GOMAs largest solo by an Australian artist

Gina Fairley

An exhibition of over 50 new and commissioned works by Patricia Piccinini announced – her largest in Australia.
GOMAs largest solo by an Australian artist
The Young Family 2002; Silicone, polyurethane, leather, plywood, human hair; Bendigo Art Gallery Collection, Bendigo.

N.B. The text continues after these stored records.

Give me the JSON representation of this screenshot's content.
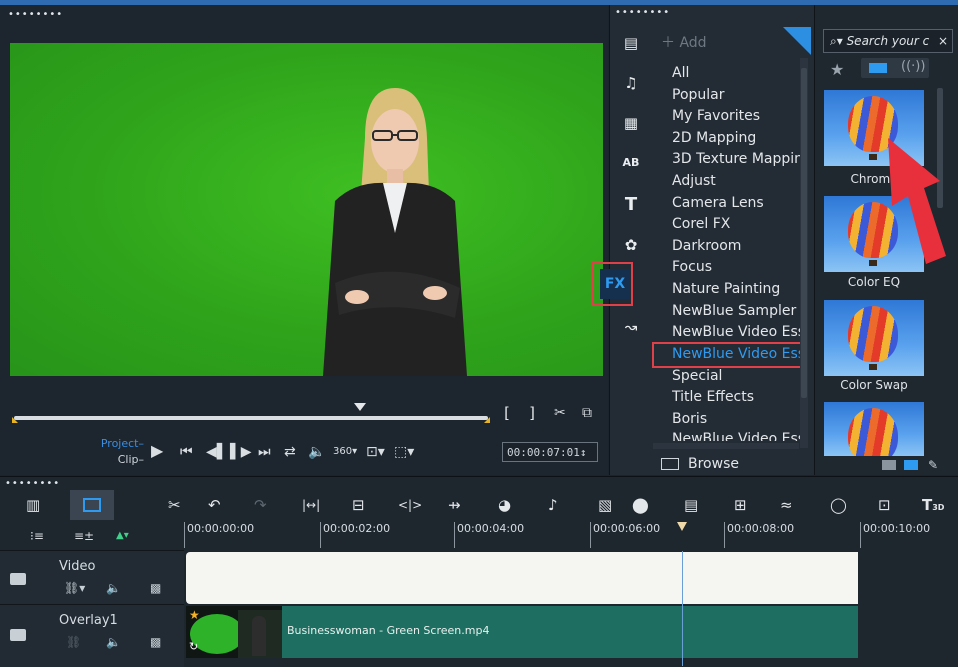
{
  "preview": {
    "project_label": "Project–",
    "clip_label": "Clip–",
    "timecode": "00:00:07:01↕",
    "mark_in": "[",
    "mark_out": "]"
  },
  "library": {
    "add_label": "Add",
    "categories": [
      "All",
      "Popular",
      "My Favorites",
      "2D Mapping",
      "3D Texture Mappin",
      "Adjust",
      "Camera Lens",
      "Corel FX",
      "Darkroom",
      "Focus",
      "Nature Painting",
      "NewBlue Sampler",
      "NewBlue Video Ess",
      "NewBlue Video Ess",
      "Special",
      "Title Effects",
      "Boris",
      "NewBlue Video Ess"
    ],
    "selected_index": 13,
    "fx_label": "FX",
    "browse_label": "Browse"
  },
  "effects": {
    "search_placeholder": "Search your c",
    "items": [
      "Chroma",
      "Color EQ",
      "Color Swap"
    ]
  },
  "timeline": {
    "ruler": [
      "00:00:00:00",
      "00:00:02:00",
      "00:00:04:00",
      "00:00:06:00",
      "00:00:08:00",
      "00:00:10:00"
    ],
    "tracks": [
      {
        "name": "Video"
      },
      {
        "name": "Overlay1"
      }
    ],
    "overlay_clip": "Businesswoman - Green Screen.mp4"
  },
  "colors": {
    "accent": "#2f9bf0",
    "highlight_box": "#e0404a",
    "chroma_green": "#2fa51b",
    "overlay_clip": "#1e6f61"
  }
}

RHS Abbott Bequest Fund 2003; Courtesy the artist

With her strange hybrid humanoid creatures, Melbourne artist Patricia Piccinini has become a household name in Australia, the creator of the infamous Skywhale that floated over skies in Canberra and Melbourne, Graham, who is assisting in reducing road deaths, and talking Australia to the 50th Venice Biennale in 2003 with her work We Are Family.


While her work has been exhibited work has been exhibited extensively – both in Australia and abroad – a solo exhibition of significant scale has not been mounted in Australia.

Today Brisbane’s Gallery of Modern Art (GOMA) announced that it would present the most ambitious exhibition of Piccinini’s work to date. Titled Patricia Piccinini: Curious Affection it will be unveiled next March.

It will also be GOMA’s largest ever solo exhibition by an Australian artist, and will feature more than 50 new and recent works by Piccinini, among them The Bond 2016 - a woman lovingly cradling an ambiguous creature, Big Mother 2005, The Comforter 2010, and The Carrier 2012.

Balasana 2009; Silicone, fibreglass, human hair, red-necked Wallaby, clothing, rug; Ed.1of3 Private collection, Melbourne Courtesy the artist

Additionally Piccinini will create a major new installation The Field, a landscape of some 3000 genetically modified flower sculptures that will draw visitors into a vast, multisensory environment; and a large-scale, newly commissioned inflatable sculpture – not unlike The Skywhale - to be suspended in GOMA’s atrium.

She will also make work for the Children’s Art Centre.

Queensland Art Gallery | Gallery of Modern Art (QAGOMA) Director Chris Saines said Patricia Piccinini was one of the most interesting Australian artists working today.
‘Piccinini explores the interrelationship of humanity and the natural world, and the social and moral impact of scientific research, genetics and biotechnology on people, animals and our planet,’ he said.   

Teenage Metamorphosis 2017; Silicone, fibreglass, human hair, found objects; Courtesy the artist, Tolarno Galleries, Melbourne; Roslyn Oxley9 Gallery, Sydney; and Hosfelt Gallery, San Francisco.

‘Working with a skilled team of collaborators and computer technology, Patricia’s art collapses the boundaries between reality and artifice to create captivating environments populated by strangely compelling, often hybridised, startlingly realistic sculptures, that are foreign and strange looking, yet seemingly familiar,' Saines continued.
‘The artworks in the GOMA exhibition will deliberately challenge our conceptions about what it means to be human and the power of empathy.’

Deputy Premier and Member for South Brisbane, Jackie Trad added: ‘The Palaszczuk Government is passionate about the arts and supporting our local creative community and we have invested $10.8 million over four years to bring blockbuster exhibitions like this one to GOMA.’

The exhibition will run from 24 March to 5 August 2018.

About the author

Gina Fairley covers the Visual Arts nationally for ArtsHub. Based in Sydney you can follow her on Twitter @ginafairley and Instagram at fairleygina.